● Exercise objective:
Look below. Copy each line that has "icon" in it.

* * * * * * *

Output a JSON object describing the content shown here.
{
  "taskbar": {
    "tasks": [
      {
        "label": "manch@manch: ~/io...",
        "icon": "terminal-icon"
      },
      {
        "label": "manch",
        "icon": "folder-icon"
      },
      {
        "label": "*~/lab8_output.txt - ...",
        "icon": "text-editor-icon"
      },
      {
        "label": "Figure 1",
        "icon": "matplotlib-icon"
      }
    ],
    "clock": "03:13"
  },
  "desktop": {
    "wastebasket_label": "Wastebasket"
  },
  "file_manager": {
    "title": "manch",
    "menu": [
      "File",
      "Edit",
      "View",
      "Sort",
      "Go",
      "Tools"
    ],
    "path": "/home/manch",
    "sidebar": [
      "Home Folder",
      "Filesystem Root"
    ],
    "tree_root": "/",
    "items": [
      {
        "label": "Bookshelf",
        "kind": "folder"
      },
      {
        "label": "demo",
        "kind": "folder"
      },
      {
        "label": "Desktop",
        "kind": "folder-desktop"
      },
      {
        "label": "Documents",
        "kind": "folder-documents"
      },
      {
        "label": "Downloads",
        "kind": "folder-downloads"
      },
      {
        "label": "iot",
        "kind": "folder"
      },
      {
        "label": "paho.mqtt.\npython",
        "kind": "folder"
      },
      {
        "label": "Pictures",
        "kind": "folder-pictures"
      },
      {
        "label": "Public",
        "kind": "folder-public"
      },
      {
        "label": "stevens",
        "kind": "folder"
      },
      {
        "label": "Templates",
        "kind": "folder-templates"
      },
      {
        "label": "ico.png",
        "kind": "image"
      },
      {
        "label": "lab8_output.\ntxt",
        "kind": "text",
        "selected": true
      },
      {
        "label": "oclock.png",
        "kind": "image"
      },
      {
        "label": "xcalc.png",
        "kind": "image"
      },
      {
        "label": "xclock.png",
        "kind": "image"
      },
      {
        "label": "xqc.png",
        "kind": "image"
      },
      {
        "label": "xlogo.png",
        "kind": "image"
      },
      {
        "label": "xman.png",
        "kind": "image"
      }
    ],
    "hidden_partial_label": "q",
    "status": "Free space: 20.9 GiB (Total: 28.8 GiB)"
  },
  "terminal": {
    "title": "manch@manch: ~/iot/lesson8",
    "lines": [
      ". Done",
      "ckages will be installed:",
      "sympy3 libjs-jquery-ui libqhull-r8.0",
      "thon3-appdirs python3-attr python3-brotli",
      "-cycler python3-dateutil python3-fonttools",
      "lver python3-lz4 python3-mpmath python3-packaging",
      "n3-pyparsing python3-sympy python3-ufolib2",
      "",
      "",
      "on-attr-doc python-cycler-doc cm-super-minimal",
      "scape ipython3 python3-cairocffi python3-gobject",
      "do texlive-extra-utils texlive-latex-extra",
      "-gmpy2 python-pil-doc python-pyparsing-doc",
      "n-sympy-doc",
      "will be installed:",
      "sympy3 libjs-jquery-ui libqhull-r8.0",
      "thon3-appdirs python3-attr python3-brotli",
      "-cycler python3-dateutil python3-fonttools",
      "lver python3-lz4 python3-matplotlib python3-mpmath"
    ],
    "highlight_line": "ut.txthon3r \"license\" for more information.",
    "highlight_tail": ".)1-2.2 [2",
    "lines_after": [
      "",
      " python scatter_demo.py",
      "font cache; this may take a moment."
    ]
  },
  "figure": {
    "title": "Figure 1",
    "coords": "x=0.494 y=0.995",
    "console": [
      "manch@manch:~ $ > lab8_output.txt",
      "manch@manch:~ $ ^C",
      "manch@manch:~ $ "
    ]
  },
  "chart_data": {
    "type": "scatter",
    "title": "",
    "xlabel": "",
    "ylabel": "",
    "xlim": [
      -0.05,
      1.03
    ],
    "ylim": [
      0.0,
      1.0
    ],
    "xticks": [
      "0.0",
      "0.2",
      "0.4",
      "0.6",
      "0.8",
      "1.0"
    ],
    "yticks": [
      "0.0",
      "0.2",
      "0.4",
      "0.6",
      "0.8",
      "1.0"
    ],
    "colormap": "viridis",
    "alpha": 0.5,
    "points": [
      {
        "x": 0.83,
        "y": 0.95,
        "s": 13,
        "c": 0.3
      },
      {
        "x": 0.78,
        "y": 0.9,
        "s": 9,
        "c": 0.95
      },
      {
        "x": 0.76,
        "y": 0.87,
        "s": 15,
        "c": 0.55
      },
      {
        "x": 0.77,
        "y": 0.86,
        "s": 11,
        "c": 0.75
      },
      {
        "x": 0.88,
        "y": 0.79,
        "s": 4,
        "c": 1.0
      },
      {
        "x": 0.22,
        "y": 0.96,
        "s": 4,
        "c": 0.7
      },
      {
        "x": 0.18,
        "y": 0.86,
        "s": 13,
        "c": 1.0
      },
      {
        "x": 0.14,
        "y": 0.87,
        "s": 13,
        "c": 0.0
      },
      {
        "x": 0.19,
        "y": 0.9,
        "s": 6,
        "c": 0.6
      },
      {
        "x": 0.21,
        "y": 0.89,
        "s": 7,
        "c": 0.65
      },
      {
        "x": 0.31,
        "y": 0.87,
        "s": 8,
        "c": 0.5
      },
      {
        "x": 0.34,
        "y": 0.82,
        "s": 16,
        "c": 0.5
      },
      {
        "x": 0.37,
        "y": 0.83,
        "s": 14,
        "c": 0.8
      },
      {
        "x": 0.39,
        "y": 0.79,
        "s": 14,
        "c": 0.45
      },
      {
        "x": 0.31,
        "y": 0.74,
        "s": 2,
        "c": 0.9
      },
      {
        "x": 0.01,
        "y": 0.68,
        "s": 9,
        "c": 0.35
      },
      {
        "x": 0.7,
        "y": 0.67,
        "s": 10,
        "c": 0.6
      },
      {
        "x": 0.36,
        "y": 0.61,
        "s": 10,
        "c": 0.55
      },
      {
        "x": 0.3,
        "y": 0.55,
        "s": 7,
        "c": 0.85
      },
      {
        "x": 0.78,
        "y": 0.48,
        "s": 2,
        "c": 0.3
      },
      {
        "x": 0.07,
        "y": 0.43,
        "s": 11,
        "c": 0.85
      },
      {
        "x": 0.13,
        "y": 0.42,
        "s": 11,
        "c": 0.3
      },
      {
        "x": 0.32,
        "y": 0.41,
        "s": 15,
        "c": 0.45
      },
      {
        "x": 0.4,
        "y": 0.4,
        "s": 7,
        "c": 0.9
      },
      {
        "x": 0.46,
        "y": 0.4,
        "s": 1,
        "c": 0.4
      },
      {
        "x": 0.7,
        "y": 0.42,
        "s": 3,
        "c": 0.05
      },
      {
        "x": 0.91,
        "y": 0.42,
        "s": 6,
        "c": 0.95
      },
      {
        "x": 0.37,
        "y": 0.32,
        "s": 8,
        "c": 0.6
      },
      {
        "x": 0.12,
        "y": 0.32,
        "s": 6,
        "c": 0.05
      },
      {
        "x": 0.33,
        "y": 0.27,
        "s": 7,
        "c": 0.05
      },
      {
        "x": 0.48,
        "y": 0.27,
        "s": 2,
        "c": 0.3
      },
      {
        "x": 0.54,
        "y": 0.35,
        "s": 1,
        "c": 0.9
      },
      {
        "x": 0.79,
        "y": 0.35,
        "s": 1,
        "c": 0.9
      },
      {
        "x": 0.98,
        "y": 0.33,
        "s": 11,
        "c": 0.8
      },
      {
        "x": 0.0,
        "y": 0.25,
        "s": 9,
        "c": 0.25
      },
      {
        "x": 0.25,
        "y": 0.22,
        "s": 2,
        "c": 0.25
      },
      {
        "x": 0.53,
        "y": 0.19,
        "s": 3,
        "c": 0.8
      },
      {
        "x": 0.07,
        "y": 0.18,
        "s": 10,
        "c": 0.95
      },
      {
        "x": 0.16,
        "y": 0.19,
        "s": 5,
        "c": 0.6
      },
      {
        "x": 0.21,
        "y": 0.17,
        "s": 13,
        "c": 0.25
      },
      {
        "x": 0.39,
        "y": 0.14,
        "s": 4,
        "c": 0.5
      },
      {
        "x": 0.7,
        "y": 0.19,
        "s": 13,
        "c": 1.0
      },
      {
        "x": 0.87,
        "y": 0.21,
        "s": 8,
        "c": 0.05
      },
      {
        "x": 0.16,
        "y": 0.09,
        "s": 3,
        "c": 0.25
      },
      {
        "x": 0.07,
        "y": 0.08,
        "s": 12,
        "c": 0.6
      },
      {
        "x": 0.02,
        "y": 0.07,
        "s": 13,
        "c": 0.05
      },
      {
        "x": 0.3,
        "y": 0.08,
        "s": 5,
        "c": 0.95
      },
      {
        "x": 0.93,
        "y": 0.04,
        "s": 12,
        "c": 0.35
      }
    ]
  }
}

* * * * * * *

● Exercise answer:
        "icon": "terminal-icon"
        "icon": "folder-icon"
        "icon": "text-editor-icon"
        "icon": "matplotlib-icon"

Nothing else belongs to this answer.